And there's the rub. For what is usually missing from the kinds of stories we Americans like to tell is the tragic sense of life. After critiquing feminist and domesticity narratives, the author says, "We want pieces of each story: a successful career and a happy marriage; equal pay for equal work and conditions that allow us to care for our children; freedom from sexual harassment and discrimination and a measure of sexual freedom." Well, yes. But Fox-Genovese is too canny to suggest that we can have it all. There are costs and limits to be reckoned with. Thus, her sober, realistic book will be unpopular, not only with die-hard feminists, but with cockeyed optimists.
The question might be raised whether Fox-Genovese is beating a dead horse. After all, the great majority of American women decline to call themselves feminists, and young women are even more alienated from the label than older ones (only one college woman in five accepts it). Most women have clearly repudiated the peculiar type of feminism that appeared in the 1970s-distinguished by its negative attitude toward family life, its loyalty tests on gay rights and abortion, and its puzzling combination of sexual anger and sexual aggressiveness.

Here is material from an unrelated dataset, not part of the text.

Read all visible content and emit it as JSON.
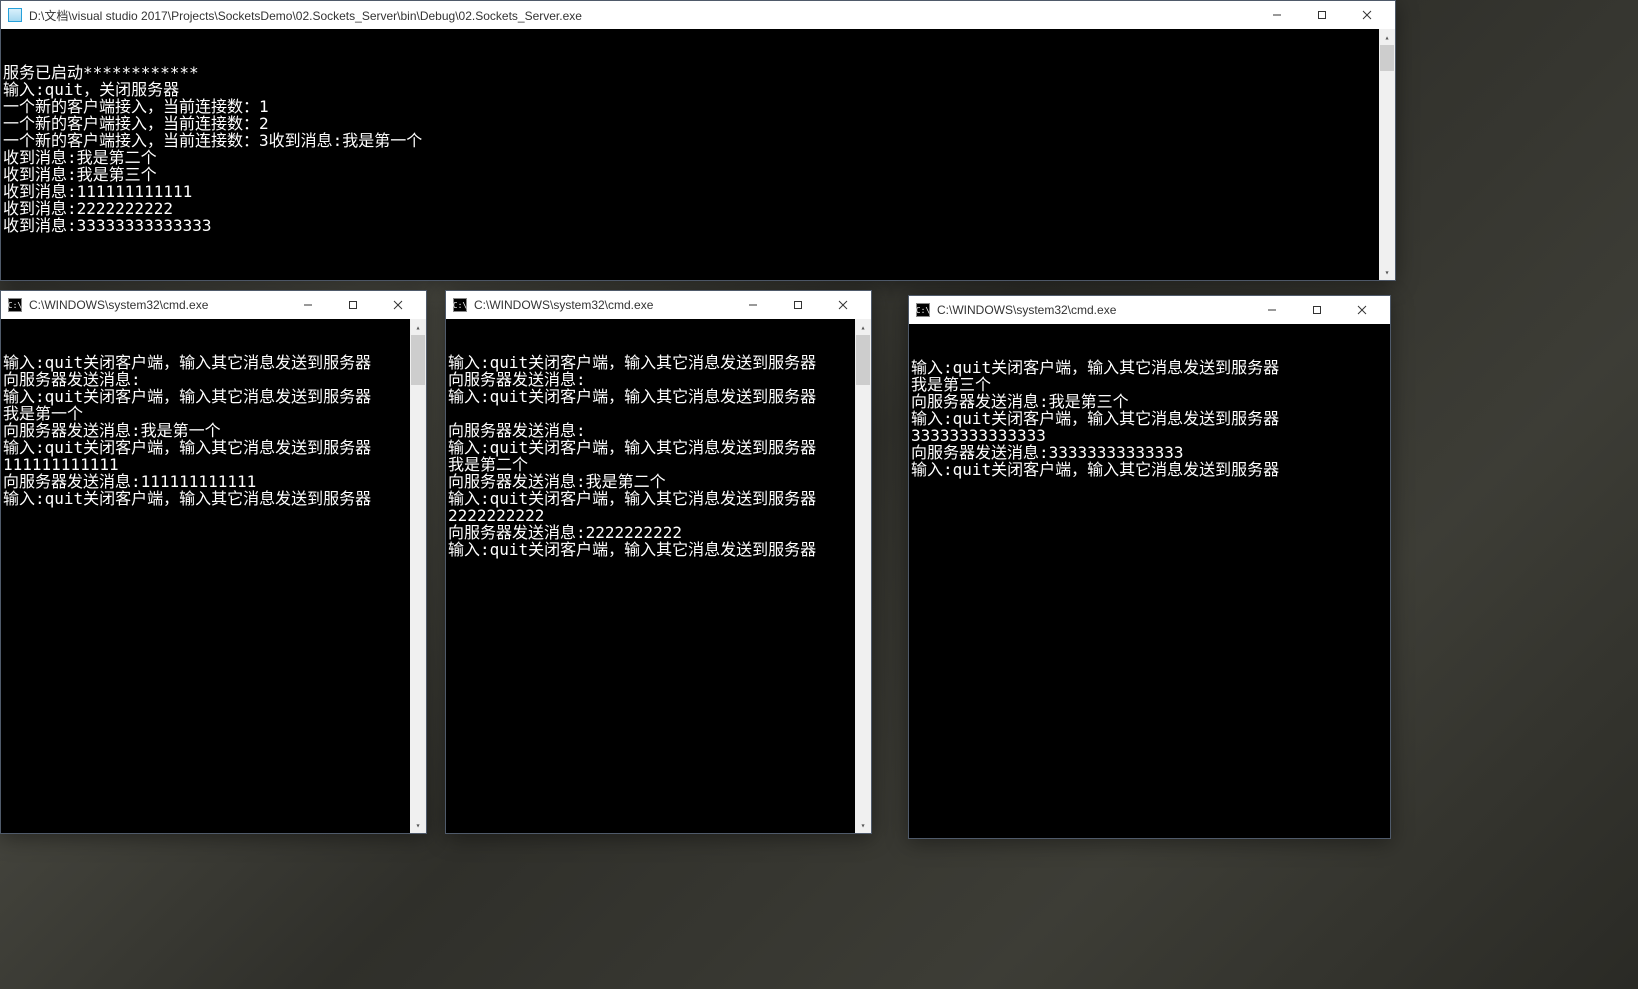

There are a number of factors, however, that preserve that old-line, hard-line feminism as a vital force in the realm of public policy. As Fox-Genovese points out, the high-earning women who do benefit from the careerist emphasis of 1970s feminism are highly effective in keeping its ideology alive. Many men in positions of power appease their lobby in the manner of the lazy judge in Luke's Gospel who decided a case in favor of a persistent petitioner just to keep her from pestering him. "I care little for God or man," he said, "but this widow is wearing me out." Feminist rhetoric has also become a cover story for various special interests. Chief among these is the population control lobby, which has seen abortion evolve from the scourge of nineteenth-century feminists to a full-blown woman's right. Most importantly, perhaps, the women who are most neglected by the feminist movement are the least able to organize into an effective political force. They are too busy running from home to job and back again. Thus, like rays from a dead star, the emanations of seventies feminism live on.
Nevertheless, a new, more responsive feminism does seem to be gaining ground. Unlike its predecessor, the emerging feminism of the nineties attends to the real-life needs and aspirations of a wide range of women. It wrestles with harmonizing family life and employment in world where a balance struck either way is risky. It sees women and men as partners rather than antagonists in the quest for better ways to love and work. The new feminism is inclusive rather than polarizing; open-minded rather than dogmatic. It recognizes that the fates of men, women, and children, privileged and poor alike, are inextricably intertwined. On the basis of her current book, it seems safe to say that Fox-Genovese will be one of the most important architects of that new feminism.